**Problem requirements**:
Retype the records in full, keeping each character as it is.

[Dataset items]
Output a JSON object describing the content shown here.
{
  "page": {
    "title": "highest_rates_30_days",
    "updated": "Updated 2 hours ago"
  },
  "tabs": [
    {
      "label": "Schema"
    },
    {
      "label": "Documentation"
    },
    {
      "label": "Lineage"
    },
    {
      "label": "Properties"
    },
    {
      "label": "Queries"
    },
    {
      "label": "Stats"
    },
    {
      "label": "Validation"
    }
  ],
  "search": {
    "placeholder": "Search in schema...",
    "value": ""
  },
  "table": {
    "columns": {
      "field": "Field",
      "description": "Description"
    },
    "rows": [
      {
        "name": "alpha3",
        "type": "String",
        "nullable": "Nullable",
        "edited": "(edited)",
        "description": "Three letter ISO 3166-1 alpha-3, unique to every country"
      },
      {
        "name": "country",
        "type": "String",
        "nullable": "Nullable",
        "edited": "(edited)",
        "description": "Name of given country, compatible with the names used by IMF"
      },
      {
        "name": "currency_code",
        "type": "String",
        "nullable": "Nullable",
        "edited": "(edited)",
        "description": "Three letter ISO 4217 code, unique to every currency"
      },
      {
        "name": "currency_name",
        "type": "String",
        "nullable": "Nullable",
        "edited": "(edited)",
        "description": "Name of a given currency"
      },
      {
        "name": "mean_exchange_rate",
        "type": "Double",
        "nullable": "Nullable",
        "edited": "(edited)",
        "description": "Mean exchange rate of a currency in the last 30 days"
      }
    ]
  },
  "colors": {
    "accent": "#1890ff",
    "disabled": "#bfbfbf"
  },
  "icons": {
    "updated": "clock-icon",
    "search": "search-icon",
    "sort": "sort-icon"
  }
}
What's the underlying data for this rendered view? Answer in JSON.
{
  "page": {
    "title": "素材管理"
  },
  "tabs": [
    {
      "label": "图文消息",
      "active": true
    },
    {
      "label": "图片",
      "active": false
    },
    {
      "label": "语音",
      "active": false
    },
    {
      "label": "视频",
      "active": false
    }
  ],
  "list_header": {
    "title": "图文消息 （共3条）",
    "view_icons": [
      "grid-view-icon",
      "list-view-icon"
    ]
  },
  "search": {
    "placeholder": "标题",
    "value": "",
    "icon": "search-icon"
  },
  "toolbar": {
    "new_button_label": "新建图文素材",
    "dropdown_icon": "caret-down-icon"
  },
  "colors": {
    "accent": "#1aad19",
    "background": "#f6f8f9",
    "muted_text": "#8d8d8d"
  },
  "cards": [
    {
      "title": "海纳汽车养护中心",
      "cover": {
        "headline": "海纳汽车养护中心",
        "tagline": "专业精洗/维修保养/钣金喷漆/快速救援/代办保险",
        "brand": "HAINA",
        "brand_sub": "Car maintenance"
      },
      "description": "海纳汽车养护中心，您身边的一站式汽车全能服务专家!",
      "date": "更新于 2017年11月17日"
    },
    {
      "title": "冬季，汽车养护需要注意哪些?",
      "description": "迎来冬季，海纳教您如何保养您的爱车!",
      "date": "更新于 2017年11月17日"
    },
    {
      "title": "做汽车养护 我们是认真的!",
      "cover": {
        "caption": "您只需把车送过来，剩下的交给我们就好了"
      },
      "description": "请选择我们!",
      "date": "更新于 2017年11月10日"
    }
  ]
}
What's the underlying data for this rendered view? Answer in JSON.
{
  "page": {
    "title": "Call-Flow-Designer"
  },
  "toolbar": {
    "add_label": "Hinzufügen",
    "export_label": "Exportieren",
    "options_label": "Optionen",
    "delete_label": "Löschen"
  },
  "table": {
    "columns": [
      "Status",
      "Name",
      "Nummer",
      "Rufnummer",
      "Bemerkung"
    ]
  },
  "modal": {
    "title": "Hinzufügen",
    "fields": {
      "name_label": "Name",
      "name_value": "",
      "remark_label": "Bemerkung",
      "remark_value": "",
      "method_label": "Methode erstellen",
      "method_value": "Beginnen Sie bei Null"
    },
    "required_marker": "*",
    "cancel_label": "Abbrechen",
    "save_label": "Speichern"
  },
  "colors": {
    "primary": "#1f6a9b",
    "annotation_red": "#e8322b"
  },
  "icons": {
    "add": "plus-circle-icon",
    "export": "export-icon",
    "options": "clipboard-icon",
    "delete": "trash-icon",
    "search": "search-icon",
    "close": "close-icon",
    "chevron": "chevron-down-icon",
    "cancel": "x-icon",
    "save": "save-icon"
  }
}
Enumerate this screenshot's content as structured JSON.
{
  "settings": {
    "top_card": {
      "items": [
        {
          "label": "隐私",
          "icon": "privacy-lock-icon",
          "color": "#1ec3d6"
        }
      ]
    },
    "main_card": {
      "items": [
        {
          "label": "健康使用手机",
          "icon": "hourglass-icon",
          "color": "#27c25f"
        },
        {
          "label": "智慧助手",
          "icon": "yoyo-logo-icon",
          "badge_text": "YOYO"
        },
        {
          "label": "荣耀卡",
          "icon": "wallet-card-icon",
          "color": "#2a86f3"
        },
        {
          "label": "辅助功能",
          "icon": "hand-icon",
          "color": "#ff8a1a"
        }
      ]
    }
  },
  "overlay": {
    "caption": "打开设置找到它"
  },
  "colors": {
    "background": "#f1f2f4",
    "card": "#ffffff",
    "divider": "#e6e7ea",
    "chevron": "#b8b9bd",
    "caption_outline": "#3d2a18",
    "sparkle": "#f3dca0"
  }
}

**Written solution**:
Output a JSON object describing the content shown here.
{
  "page": {
    "title": "highest_rates_30_days",
    "updated": "Updated 2 hours ago"
  },
  "tabs": [
    {
      "label": "Schema"
    },
    {
      "label": "Documentation"
    },
    {
      "label": "Lineage"
    },
    {
      "label": "Properties"
    },
    {
      "label": "Queries"
    },
    {
      "label": "Stats"
    },
    {
      "label": "Validation"
    }
  ],
  "search": {
    "placeholder": "Search in schema...",
    "value": ""
  },
  "table": {
    "columns": {
      "field": "Field",
      "description": "Description"
    },
    "rows": [
      {
        "name": "alpha3",
        "type": "String",
        "nullable": "Nullable",
        "edited": "(edited)",
        "description": "Three letter ISO 3166-1 alpha-3, unique to every country"
      },
      {
        "name": "country",
        "type": "String",
        "nullable": "Nullable",
        "edited": "(edited)",
        "description": "Name of given country, compatible with the names used by IMF"
      },
      {
        "name": "currency_code",
        "type": "String",
        "nullable": "Nullable",
        "edited": "(edited)",
        "description": "Three letter ISO 4217 code, unique to every currency"
      },
      {
        "name": "currency_name",
        "type": "String",
        "nullable": "Nullable",
        "edited": "(edited)",
        "description": "Name of a given currency"
      },
      {
        "name": "mean_exchange_rate",
        "type": "Double",
        "nullable": "Nullable",
        "edited": "(edited)",
        "description": "Mean exchange rate of a currency in the last 30 days"
      }
    ]
  },
  "colors": {
    "accent": "#1890ff",
    "disabled": "#bfbfbf"
  },
  "icons": {
    "updated": "clock-icon",
    "search": "search-icon",
    "sort": "sort-icon"
  }
}
What's the underlying data for this rendered view? Answer in JSON.
{
  "page": {
    "title": "素材管理"
  },
  "tabs": [
    {
      "label": "图文消息",
      "active": true
    },
    {
      "label": "图片",
      "active": false
    },
    {
      "label": "语音",
      "active": false
    },
    {
      "label": "视频",
      "active": false
    }
  ],
  "list_header": {
    "title": "图文消息 （共3条）",
    "view_icons": [
      "grid-view-icon",
      "list-view-icon"
    ]
  },
  "search": {
    "placeholder": "标题",
    "value": "",
    "icon": "search-icon"
  },
  "toolbar": {
    "new_button_label": "新建图文素材",
    "dropdown_icon": "caret-down-icon"
  },
  "colors": {
    "accent": "#1aad19",
    "background": "#f6f8f9",
    "muted_text": "#8d8d8d"
  },
  "cards": [
    {
      "title": "海纳汽车养护中心",
      "cover": {
        "headline": "海纳汽车养护中心",
        "tagline": "专业精洗/维修保养/钣金喷漆/快速救援/代办保险",
        "brand": "HAINA",
        "brand_sub": "Car maintenance"
      },
      "description": "海纳汽车养护中心，您身边的一站式汽车全能服务专家!",
      "date": "更新于 2017年11月17日"
    },
    {
      "title": "冬季，汽车养护需要注意哪些?",
      "description": "迎来冬季，海纳教您如何保养您的爱车!",
      "date": "更新于 2017年11月17日"
    },
    {
      "title": "做汽车养护 我们是认真的!",
      "cover": {
        "caption": "您只需把车送过来，剩下的交给我们就好了"
      },
      "description": "请选择我们!",
      "date": "更新于 2017年11月10日"
    }
  ]
}
What's the underlying data for this rendered view? Answer in JSON.
{
  "page": {
    "title": "Call-Flow-Designer"
  },
  "toolbar": {
    "add_label": "Hinzufügen",
    "export_label": "Exportieren",
    "options_label": "Optionen",
    "delete_label": "Löschen"
  },
  "table": {
    "columns": [
      "Status",
      "Name",
      "Nummer",
      "Rufnummer",
      "Bemerkung"
    ]
  },
  "modal": {
    "title": "Hinzufügen",
    "fields": {
      "name_label": "Name",
      "name_value": "",
      "remark_label": "Bemerkung",
      "remark_value": "",
      "method_label": "Methode erstellen",
      "method_value": "Beginnen Sie bei Null"
    },
    "required_marker": "*",
    "cancel_label": "Abbrechen",
    "save_label": "Speichern"
  },
  "colors": {
    "primary": "#1f6a9b",
    "annotation_red": "#e8322b"
  },
  "icons": {
    "add": "plus-circle-icon",
    "export": "export-icon",
    "options": "clipboard-icon",
    "delete": "trash-icon",
    "search": "search-icon",
    "close": "close-icon",
    "chevron": "chevron-down-icon",
    "cancel": "x-icon",
    "save": "save-icon"
  }
}
Enumerate this screenshot's content as structured JSON.
{
  "settings": {
    "top_card": {
      "items": [
        {
          "label": "隐私",
          "icon": "privacy-lock-icon",
          "color": "#1ec3d6"
        }
      ]
    },
    "main_card": {
      "items": [
        {
          "label": "健康使用手机",
          "icon": "hourglass-icon",
          "color": "#27c25f"
        },
        {
          "label": "智慧助手",
          "icon": "yoyo-logo-icon",
          "badge_text": "YOYO"
        },
        {
          "label": "荣耀卡",
          "icon": "wallet-card-icon",
          "color": "#2a86f3"
        },
        {
          "label": "辅助功能",
          "icon": "hand-icon",
          "color": "#ff8a1a"
        }
      ]
    }
  },
  "overlay": {
    "caption": "打开设置找到它"
  },
  "colors": {
    "background": "#f1f2f4",
    "card": "#ffffff",
    "divider": "#e6e7ea",
    "chevron": "#b8b9bd",
    "caption_outline": "#3d2a18",
    "sparkle": "#f3dca0"
  }
}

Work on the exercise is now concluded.